The post is co-authored by Ms. Zoya Nafis, LexOrbis Associate and Mr. Abhigyan Ashok, final year student of BBA.LL.B from Faculty of Law, the ICFAI University, Dehradun.
Municipal Corporation of Delhi (MCD) study finds that 70% of water in Delhi is unfit for consumption. As anticipated that the 3rd world war will probably be for water, these big guns have already started claiming their right over purified water.
Recently the Chennai Patent Office rejected a patent application filed by Eureka Forbes (hereinafter as patentee) for patenting its iron removal water purifier ‘Aquasure’ on the ground for lacking substantive amount of innovation, inventive step and inadequate discloser concerning the invention applied for.
The patent office refused to entertain the application of the patentee after considering the pre-grant opposition filled by one of the biggest competitor of the patentee, Hindustan Unilever (HUL) hearing their submissions as endeavoured.
Opposing the patent, Hindustan Unilever contended that ‘the usage of ion exchange resin for the removal of iron as well its usage in gravity water filters is well known in prior arts’, and it even argued that the patentee also failed to provide comparative test with respect to the closest prior art as well as the data in relation to its distinguishing feature along with details of the novel result accomplished from the alleged claimed invention. The impugned patent application failed to satisfy the basic patentability criteria of obviousness and inventive step as requisite by any invention to be patented.
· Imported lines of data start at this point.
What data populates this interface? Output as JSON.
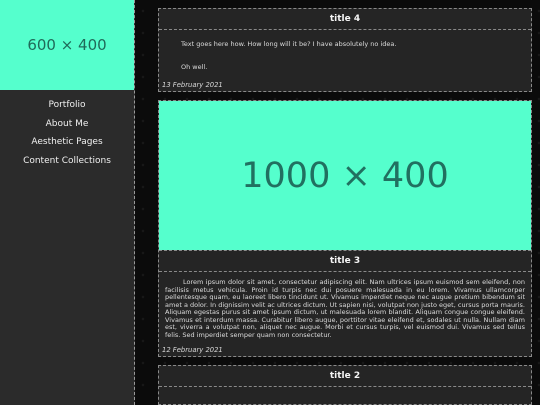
{
  "sidebar": {
    "image_text": "600 × 400",
    "nav": [
      {
        "label": "Portfolio"
      },
      {
        "label": "About Me"
      },
      {
        "label": "Aesthetic Pages"
      },
      {
        "label": "Content Collections"
      }
    ]
  },
  "posts": [
    {
      "title": "title 4",
      "paragraphs": [
        "Text goes here how. How long will it be? I have absolutely no idea.",
        "Oh well."
      ],
      "date": "13 February 2021"
    },
    {
      "image_text": "1000 × 400",
      "title": "title 3",
      "body": "Lorem ipsum dolor sit amet, consectetur adipiscing elit. Nam ultrices ipsum euismod sem eleifend, non facilisis metus vehicula. Proin id turpis nec dui posuere malesuada in eu lorem. Vivamus ullamcorper pellentesque quam, eu laoreet libero tincidunt ut. Vivamus imperdiet neque nec augue pretium bibendum sit amet a dolor. In dignissim velit ac ultrices dictum. Ut sapien nisi, volutpat non justo eget, cursus porta mauris. Aliquam egestas purus sit amet ipsum dictum, ut malesuada lorem blandit. Aliquam congue congue eleifend. Vivamus et interdum massa. Curabitur libero augue, porttitor vitae eleifend et, sodales ut nulla. Nullam diam est, viverra a volutpat non, aliquet nec augue. Morbi et cursus turpis, vel euismod dui. Vivamus sed tellus felis. Sed imperdiet semper quam non consectetur.",
      "date": "12 February 2021"
    },
    {
      "title": "title 2"
    }
  ]
}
The Assistant Controller of Patent and Designs while deciding the matter observed that the teaching disclosed in the cited document (prior art) is such that it becomes obvious for a person skilled to arrive at the invention claimed in the present application, and the opponent had rightly succeeded in establishing this ground of lack of inventive step in patentee’s application and hence the application was refused.
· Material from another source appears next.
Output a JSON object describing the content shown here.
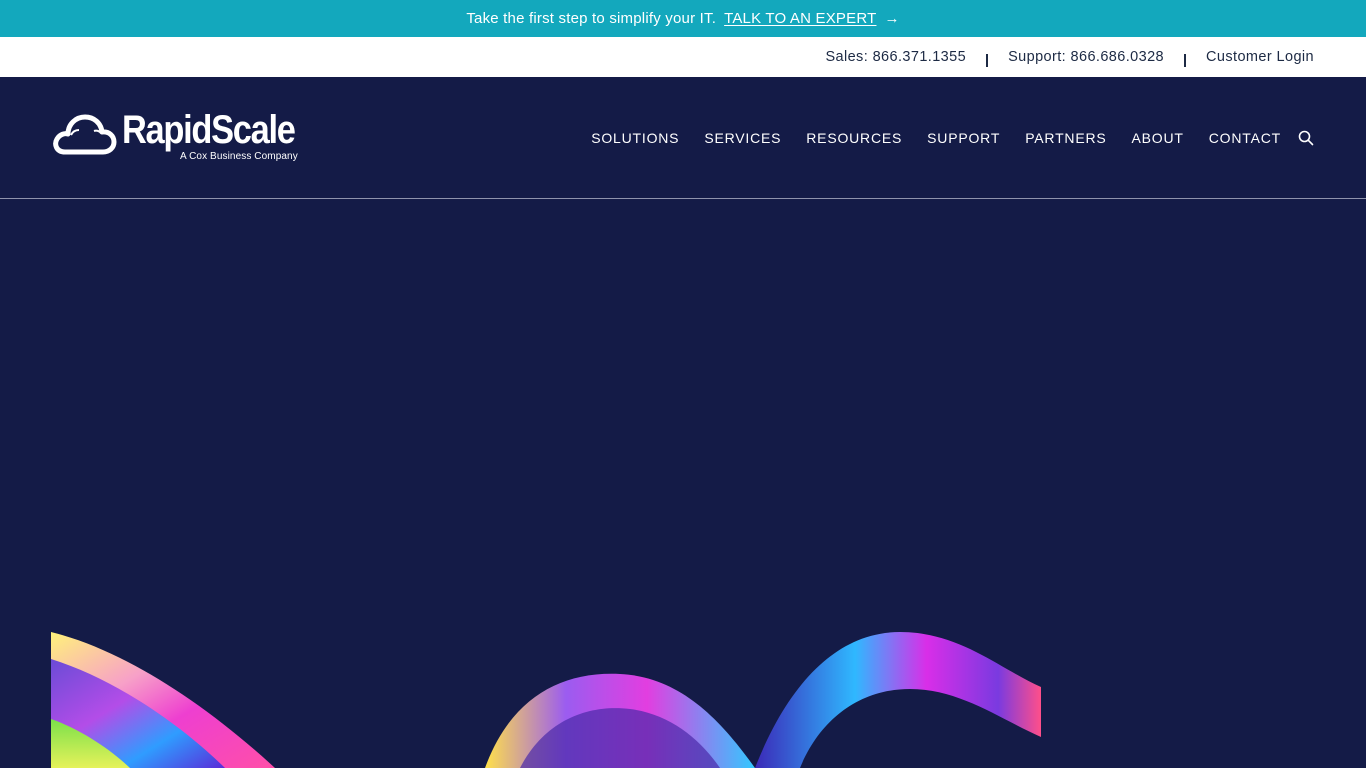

In furtherance to this it was acquiesced that the scope of the apparent invention cannot be extended to claim a water purifier device, especially when the inventive merit of the claimed invention lies within the water purification device installed therein per se.